No doubt that everything is much more detailed with the 48 fps format, but maybe too much so.  It certainly makes you feel as if you could step right out in that world, and this worked great for the wide-shot exteriors, but not so well for the interiors.  I was never able to get past the feeling of watching a made-for-TV version of Lord of the Rings.  I wouldn’t say it looked fake so much as unreal, especially since the look of Middle Earth had already been established in the original LOTR trilogy.  And the closeups of characters in exterior shots often made the distant backgrounds look flat, which probably wasn’t helped by the 3D acting in conjunction with the frame rate.

Taken apart from the frame rate, however, the 3D was perfectly fine, so if you want to watch it in 3D, see it in IMAX in the normal 24 fps frame rate.  That experience will be more like what you’re accustomed to seeing, and at least that way you’ll also get to see the Star Trek preview.  I, however, am thinking about going back to 2D for the next two installments of the trilogy so that their look will feel more synchronous with the Middle Earth established in the LOTR trilogy.

As for the movie itself, it was well done, with nonstop action once they finally left the Shire.  It doesn’t have the same stakes as Lord of the Rings and I can see why some people think the material felt stretched to accommodate the split into three films, but there is a lot to like, particularly the Gollum scene, and it’s always nice to revisit Middle Earth.  Personally, I think I could do with another viewing where I can watch the film for just the story rather than spending most of it preoccupied with the 3D and the overly-detailed picture.

Films have essentially looked the same since the early days of Hollywood.  This new technology isn’t like upgrading from black and white to color, or even to 3D.  It’s a fundamental change in the way films look.  I understand why Peter Jackson wanted to introduce it, but I don’t think we’re quite ready for it.
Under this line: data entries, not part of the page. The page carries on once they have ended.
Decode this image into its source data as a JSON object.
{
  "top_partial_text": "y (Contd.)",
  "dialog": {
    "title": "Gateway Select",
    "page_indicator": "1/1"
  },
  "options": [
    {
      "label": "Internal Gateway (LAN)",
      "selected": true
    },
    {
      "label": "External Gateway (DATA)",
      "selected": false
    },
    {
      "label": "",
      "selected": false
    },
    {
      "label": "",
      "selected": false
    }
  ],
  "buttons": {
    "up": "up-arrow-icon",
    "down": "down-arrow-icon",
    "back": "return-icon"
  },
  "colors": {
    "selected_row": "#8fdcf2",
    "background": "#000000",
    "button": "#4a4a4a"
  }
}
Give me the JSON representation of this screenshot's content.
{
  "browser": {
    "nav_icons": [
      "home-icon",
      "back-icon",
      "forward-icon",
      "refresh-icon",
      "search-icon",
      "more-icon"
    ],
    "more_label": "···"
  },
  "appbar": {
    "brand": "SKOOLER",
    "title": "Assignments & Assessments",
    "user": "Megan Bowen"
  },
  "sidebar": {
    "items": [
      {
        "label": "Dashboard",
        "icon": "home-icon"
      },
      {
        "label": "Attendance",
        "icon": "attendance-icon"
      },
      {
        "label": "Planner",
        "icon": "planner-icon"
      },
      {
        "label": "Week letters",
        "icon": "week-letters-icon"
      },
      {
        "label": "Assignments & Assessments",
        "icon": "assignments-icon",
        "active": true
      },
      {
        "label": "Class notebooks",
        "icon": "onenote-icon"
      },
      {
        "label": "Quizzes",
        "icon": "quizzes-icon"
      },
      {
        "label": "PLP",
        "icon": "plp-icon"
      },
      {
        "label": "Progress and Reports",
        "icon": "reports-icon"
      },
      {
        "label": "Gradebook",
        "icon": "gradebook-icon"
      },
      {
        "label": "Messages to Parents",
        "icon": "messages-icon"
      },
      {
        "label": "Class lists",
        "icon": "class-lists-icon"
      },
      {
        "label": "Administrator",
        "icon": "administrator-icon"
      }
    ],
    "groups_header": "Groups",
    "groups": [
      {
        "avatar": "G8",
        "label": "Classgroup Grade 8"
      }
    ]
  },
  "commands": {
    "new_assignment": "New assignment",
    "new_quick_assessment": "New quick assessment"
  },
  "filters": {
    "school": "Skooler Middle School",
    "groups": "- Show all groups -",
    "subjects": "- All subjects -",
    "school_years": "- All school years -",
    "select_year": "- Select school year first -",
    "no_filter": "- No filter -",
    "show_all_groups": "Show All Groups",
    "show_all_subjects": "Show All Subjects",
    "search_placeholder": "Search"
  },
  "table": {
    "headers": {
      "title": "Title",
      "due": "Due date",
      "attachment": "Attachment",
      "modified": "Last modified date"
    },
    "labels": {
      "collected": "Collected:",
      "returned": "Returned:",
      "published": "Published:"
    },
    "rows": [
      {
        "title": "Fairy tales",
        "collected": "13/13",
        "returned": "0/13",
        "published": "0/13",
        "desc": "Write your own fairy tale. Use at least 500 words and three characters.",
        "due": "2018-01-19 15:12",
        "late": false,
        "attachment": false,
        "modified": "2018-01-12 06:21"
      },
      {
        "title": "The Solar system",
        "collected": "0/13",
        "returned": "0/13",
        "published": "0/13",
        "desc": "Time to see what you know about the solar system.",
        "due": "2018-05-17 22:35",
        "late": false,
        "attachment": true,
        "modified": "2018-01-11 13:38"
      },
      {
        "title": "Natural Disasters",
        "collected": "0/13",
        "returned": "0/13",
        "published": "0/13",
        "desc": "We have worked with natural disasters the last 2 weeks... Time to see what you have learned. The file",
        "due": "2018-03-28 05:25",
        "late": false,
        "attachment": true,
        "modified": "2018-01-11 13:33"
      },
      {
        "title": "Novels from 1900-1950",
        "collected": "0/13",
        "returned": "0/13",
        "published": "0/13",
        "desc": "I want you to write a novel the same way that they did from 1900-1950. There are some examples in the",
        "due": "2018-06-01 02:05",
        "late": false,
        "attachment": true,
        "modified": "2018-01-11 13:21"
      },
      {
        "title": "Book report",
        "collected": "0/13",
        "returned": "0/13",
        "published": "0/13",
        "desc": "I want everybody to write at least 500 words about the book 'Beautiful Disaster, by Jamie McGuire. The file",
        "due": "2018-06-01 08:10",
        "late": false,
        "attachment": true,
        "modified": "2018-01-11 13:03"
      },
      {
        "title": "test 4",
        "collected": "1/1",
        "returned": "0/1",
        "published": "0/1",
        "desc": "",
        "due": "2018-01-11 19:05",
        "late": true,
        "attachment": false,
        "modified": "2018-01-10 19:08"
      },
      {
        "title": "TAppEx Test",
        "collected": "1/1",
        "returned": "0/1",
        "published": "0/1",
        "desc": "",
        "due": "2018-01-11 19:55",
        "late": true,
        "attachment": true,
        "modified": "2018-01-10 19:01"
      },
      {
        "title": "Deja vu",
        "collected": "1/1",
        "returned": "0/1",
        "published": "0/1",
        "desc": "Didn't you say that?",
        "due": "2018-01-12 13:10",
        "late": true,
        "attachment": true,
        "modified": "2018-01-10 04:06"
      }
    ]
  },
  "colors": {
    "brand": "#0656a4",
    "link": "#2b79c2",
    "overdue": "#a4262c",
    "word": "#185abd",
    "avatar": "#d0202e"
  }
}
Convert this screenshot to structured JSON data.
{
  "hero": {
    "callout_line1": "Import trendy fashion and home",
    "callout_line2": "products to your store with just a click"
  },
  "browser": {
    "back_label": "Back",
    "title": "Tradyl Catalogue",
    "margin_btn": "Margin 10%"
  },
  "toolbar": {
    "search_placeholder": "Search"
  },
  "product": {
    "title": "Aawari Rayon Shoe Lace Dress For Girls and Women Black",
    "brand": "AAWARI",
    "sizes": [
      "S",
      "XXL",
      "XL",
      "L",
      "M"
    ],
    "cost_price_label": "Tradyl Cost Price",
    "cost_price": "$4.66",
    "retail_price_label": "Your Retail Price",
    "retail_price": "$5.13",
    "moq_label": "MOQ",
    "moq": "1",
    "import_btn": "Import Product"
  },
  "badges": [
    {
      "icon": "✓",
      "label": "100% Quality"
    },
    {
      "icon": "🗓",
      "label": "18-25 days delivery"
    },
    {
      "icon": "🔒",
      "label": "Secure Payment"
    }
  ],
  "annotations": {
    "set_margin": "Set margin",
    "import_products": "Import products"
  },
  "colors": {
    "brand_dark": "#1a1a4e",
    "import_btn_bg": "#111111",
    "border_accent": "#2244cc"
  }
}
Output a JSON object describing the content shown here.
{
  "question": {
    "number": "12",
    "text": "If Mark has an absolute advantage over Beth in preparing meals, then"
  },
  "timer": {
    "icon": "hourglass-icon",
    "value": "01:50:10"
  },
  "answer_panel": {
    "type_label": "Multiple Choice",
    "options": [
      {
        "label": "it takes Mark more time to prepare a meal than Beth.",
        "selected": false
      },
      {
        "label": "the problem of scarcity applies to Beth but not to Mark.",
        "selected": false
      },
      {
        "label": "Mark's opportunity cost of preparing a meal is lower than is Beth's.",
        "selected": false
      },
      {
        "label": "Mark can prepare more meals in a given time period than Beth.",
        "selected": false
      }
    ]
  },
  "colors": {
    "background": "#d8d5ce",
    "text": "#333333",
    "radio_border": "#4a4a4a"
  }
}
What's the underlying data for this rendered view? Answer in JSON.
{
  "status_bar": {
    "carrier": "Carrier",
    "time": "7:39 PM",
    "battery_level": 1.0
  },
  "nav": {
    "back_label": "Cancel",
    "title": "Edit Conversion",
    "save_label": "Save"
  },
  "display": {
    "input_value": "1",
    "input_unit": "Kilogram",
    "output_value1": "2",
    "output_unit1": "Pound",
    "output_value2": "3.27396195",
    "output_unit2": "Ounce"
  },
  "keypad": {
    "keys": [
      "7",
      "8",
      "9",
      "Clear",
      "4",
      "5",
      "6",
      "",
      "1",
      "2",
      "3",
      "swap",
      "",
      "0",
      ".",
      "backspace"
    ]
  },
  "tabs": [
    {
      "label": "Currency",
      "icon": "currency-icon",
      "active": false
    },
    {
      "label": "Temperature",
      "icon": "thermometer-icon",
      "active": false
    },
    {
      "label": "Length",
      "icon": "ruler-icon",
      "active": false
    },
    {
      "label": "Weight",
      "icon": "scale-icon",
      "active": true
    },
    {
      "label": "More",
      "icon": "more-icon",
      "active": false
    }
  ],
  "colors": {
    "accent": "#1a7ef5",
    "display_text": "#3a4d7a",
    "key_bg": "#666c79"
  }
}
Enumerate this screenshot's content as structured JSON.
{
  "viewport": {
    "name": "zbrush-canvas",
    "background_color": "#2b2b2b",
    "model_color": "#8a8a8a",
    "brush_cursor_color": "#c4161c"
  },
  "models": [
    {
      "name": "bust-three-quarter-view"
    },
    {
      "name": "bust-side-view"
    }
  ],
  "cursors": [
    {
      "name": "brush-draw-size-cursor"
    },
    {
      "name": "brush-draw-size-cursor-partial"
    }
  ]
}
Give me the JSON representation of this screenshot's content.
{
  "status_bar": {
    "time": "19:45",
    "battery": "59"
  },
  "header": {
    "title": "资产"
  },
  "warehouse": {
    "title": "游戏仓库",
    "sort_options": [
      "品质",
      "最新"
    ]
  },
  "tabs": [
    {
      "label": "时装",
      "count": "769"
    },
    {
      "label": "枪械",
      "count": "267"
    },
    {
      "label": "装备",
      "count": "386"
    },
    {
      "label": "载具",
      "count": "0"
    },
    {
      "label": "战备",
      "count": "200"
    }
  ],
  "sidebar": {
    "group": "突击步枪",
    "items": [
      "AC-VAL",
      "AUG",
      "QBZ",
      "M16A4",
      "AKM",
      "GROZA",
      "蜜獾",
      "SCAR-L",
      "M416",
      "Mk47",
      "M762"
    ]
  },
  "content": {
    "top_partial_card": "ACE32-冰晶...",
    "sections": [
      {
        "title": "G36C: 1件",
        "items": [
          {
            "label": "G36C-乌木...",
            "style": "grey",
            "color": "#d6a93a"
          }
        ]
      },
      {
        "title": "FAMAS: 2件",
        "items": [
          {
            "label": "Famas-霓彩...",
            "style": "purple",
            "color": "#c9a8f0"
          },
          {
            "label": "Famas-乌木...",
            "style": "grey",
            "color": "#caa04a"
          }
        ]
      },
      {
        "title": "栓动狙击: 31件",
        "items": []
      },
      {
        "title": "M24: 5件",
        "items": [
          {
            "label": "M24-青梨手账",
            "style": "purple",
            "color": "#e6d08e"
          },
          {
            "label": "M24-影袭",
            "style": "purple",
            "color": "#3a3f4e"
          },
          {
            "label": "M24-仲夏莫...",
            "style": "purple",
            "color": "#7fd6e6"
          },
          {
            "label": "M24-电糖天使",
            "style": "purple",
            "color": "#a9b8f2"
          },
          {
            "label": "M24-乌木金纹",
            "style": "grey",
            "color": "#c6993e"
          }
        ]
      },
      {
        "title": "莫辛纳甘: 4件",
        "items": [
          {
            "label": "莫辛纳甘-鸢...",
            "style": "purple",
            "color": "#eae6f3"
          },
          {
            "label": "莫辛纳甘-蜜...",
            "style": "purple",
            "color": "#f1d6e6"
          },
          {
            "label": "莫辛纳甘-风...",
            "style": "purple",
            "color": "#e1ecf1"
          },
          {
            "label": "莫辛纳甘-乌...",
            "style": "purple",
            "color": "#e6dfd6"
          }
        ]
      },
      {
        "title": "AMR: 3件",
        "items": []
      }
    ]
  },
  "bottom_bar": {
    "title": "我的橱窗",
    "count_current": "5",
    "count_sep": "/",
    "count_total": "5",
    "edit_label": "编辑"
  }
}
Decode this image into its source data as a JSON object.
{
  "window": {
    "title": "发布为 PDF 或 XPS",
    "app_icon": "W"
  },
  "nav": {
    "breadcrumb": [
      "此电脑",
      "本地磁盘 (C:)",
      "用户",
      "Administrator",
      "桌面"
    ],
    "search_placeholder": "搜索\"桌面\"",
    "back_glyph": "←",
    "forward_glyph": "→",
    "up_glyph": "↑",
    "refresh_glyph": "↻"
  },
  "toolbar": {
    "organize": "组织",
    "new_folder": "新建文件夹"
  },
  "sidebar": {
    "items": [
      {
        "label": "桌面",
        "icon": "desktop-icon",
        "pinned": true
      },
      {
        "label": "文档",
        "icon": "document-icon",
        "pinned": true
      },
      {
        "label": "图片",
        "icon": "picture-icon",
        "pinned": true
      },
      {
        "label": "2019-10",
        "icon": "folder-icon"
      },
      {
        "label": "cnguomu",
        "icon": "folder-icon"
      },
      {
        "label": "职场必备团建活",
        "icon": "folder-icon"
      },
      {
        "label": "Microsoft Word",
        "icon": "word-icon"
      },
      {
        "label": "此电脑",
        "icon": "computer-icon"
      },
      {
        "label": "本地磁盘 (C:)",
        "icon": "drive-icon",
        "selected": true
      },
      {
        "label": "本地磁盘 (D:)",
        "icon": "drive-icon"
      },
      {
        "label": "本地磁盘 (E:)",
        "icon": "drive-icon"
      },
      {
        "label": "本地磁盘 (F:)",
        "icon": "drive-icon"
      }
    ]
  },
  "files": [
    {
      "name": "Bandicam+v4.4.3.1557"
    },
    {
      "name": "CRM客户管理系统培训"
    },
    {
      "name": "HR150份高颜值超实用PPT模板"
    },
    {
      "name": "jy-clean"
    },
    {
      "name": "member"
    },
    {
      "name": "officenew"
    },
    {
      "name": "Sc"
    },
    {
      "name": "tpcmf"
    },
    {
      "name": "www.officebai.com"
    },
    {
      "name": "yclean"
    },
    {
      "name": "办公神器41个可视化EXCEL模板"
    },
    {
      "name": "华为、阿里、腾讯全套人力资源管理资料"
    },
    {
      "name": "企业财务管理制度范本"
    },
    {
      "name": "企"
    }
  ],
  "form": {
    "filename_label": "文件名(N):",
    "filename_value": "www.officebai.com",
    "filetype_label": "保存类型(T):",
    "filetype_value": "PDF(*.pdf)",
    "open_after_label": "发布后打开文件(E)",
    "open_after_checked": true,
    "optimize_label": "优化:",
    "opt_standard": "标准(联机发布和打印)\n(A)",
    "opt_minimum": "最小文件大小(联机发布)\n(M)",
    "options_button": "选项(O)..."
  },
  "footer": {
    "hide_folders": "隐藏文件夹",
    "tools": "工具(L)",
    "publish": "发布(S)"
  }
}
Final verdict: definitely worth seeing, but I’d avoid the 48 fps version.

 

Prometheus – Some Quick Thoughts

I haven’t posted here in a while so I thought I’d share a few thoughts about my most anticipated film of the year (yes, even more so than The Avengers or The Dark Knight).

Prometheus is a tale of two movies, beginning as a 2001-esque sci-fi film full of wonder that morphs into a somewhat by-the-numbers horror flick in the second half.  The visual effects and cinematography are spectacular, and the 3D is among the best I’ve seen, but ultimately it feels like it’s missing something.  There’s not much character development (in fact, Fassbender’s brilliantly played android is the most fully-realized character in the film), though this would not have been a problem if the film had continued along its philosophical path (such films have worked with minimal character development), but when it raises the stakes and becomes a horror film, the lack of character interaction or chemistry becomes a detriment.

Still, it’s better than a lot of the derivative drivel that passes for film entertainment these days, and at least it tries for something greater, even if it falls a bit short.  Despite its flaws, its a treat to see Scott working in sci-fi again (for the first time since Blade Runner), and I enjoyed watching all of the little bits that tied into Alien.  I still recommend it for its aforementioned qualities as well as some expertly crafted, thrilling sequences, but with the caveat that you may want to lower your expectations if you were expecting a genre-defining masterpiece.  Lets say, 3.5 out of 5 stars, though it is possible that rating could go up after a second viewing, as the film does leave behind much to consider and discuss.  And people are discussing it everywhere, so if that was Scott’s ultimate goal, you could consider the film a success.